Segment Open

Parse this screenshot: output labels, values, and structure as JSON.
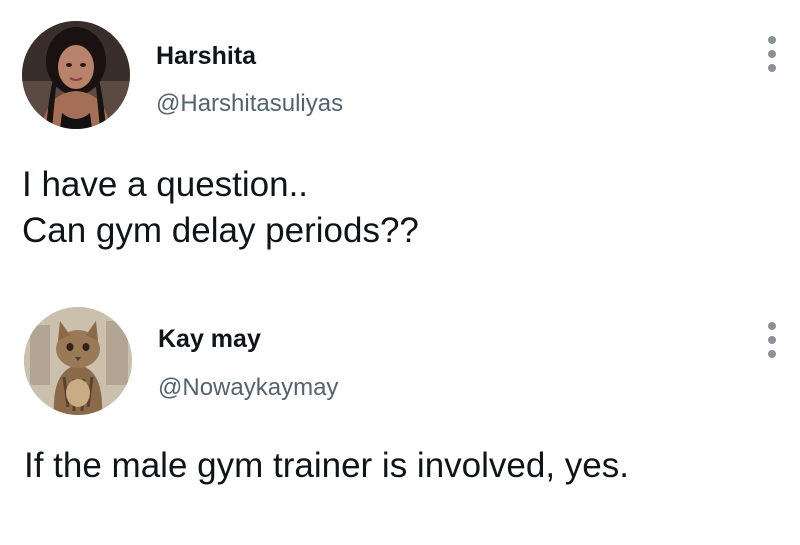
{
  "tweets": [
    {
      "name": "Harshita",
      "handle": "@Harshitasuliyas",
      "avatar_icon": "profile-photo-woman",
      "text_lines": [
        "I have a question..",
        "Can gym delay periods??"
      ],
      "more_icon": "vertical-ellipsis-icon"
    },
    {
      "name": "Kay may",
      "handle": "@Nowaykaymay",
      "avatar_icon": "profile-photo-cat",
      "text_lines": [
        "If the male gym trainer is involved, yes."
      ],
      "more_icon": "vertical-ellipsis-icon"
    }
  ],
  "colors": {
    "name": "#0f1419",
    "handle": "#536471",
    "more_dots": "#8a9198",
    "background": "#ffffff"
  }
}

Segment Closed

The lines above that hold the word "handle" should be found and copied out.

FINAL ANSWER
      "handle": "@Harshitasuliyas",
      "handle": "@Nowaykaymay",
    "handle": "#536471",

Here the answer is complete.